I find this podcast overly academic. I couldn't listen to it in its entirety. Note that most of the below comments did not address the topic. My mind wandered. I think the basic idea was that subsidy seeking industry or non-profits quantify the amount it receives, yes? Better to have a transcript for fast readers.
I like both, even if I don't read the entire long version in depth. I save them all, so that in the unlikely event that I have copious free time I can reread them.
I tend to prefer transcripts. First because I think I can read them more quickly than the time the podcast takes, and second because if something catches my eye while I'm reading I can go over it again easily rather than having to click on the controls.
Honestly, I don’t care. I’m going to read the long one, even if I get behind elsewhere, because y’all are the best source for world news. My only gripe is, either put all the interviews on YouTube or on the RSS feed. I hate having to sit down and listen to the entire thing in one go. YouTube and podcast apps will hold your place if you close out; the SubStack window will just start over from the beginning if you close it. We have a six month old. There aren’t many hour-long periods that I can listen to an entire interview in one sitting. I enjoyed the Zeihan interview via YouTube, so I’m happy in either format except through the web browser.

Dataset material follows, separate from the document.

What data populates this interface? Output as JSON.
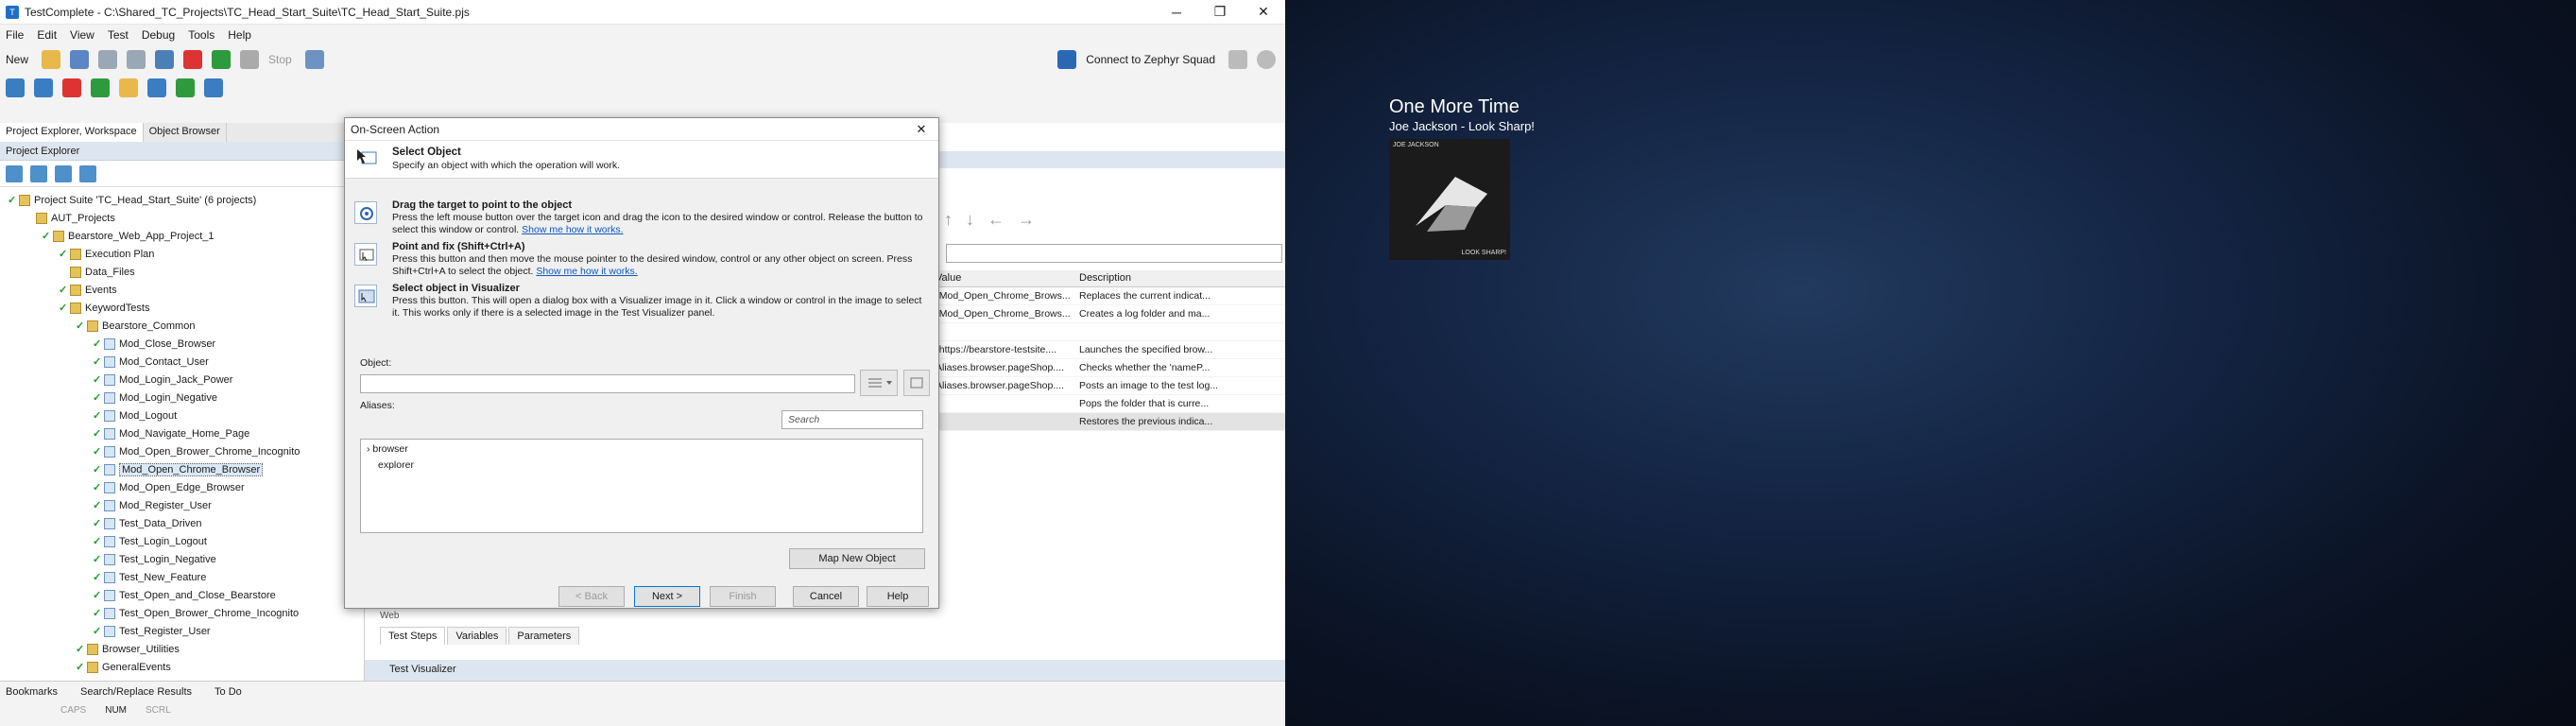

Sorry for the constant ranting about this issue, but I want y’all to be the best world affairs news source out there, not some amateurish dilettante like Dominic Cummings!
I still have the 31 July CG "News from Odessa" in my inbox, intending to listen to it. The CG as currently fashioned has a long shelf life.
Am I missing something. Please inform and correct me if I am, but all of the research and information that I have read of late is that the renewable industry, including EVs, is anything but carbon neutral. The heavy mining involved in finding rare earth elements to create the needed batteries for storage creates more carbon emissions than any later benefit an EV might provide.
Also, Cosmopolitan Globalist readers(at least this one) are indeed interested, and care, about the destruction of the worlds fisheries. Any measures taken to police, enforce, and eliminate unlawful harvests are supported by this subscriber.
I've already voted, but just want to reiterate: please, please, please don't abandon the long version. The depth & breadth are what make CG so compelling. Yep, we've all got too many emails to read, but the answer to that problem isn't to turn today's best global politics journalism into a bunch of Twitter threads.